Climate-smart smallholder agriculture: what’s different?
There is a growing consensus that climate change is transforming the context for rural development, changing physical and socio-economic landscapes and making smallholder development more expensive. But there is less consensus on how smallholder agriculture practices should change as a result. The question is often asked: what really is different about ‘climate-smart’ smallholder agriculture that goes beyond regular best practice in development? This article suggests three major changes: First, project and policy preparation need to reflect higher risks, where vulnerability assessments and greater use of climate scenario modelling are combined with a better understanding of interconnections between smallholder farming and wider landscapes.
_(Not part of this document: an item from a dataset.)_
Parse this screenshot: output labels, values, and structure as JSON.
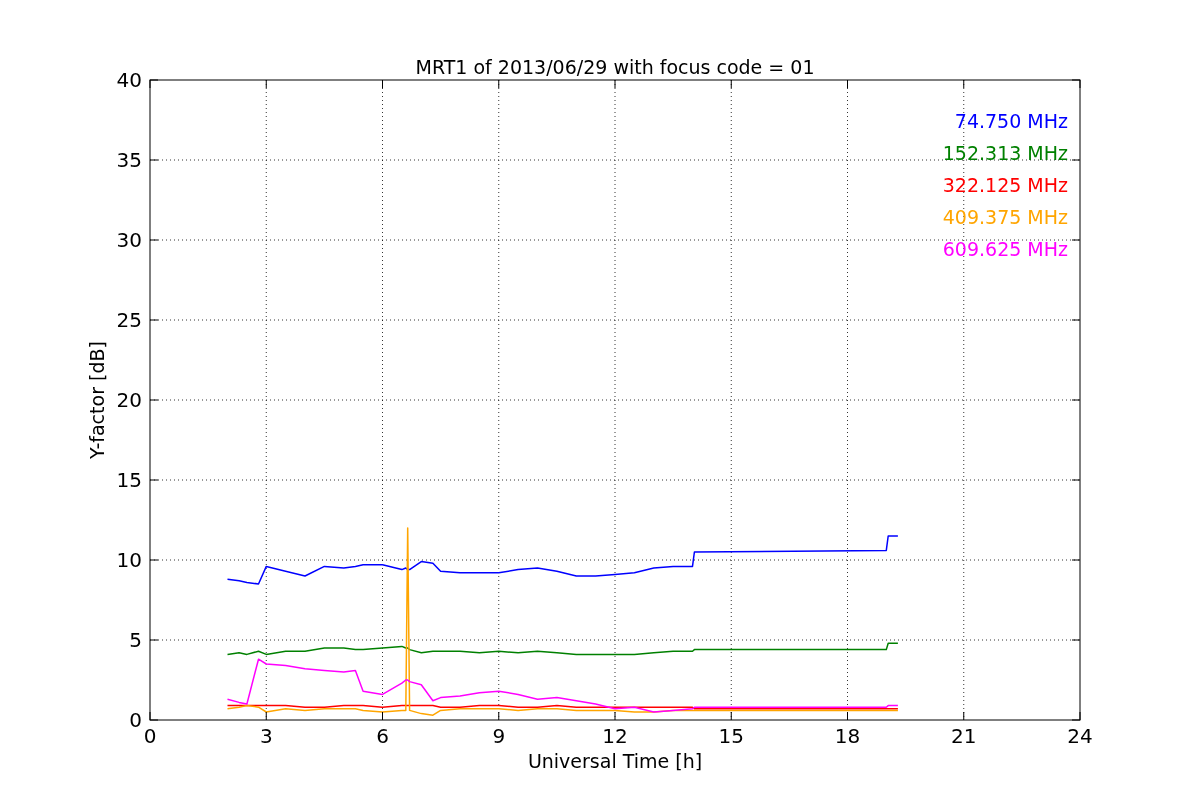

Second, this deeper appreciation of interconnected risks should drive a major scaling up of successful ‘multiple-benefit’ approaches to sustainable agricultural intensification by smallholder farmers. Third, climate change and fiscal austerity are reshaping the architecture of public (and potentially private) international development finance.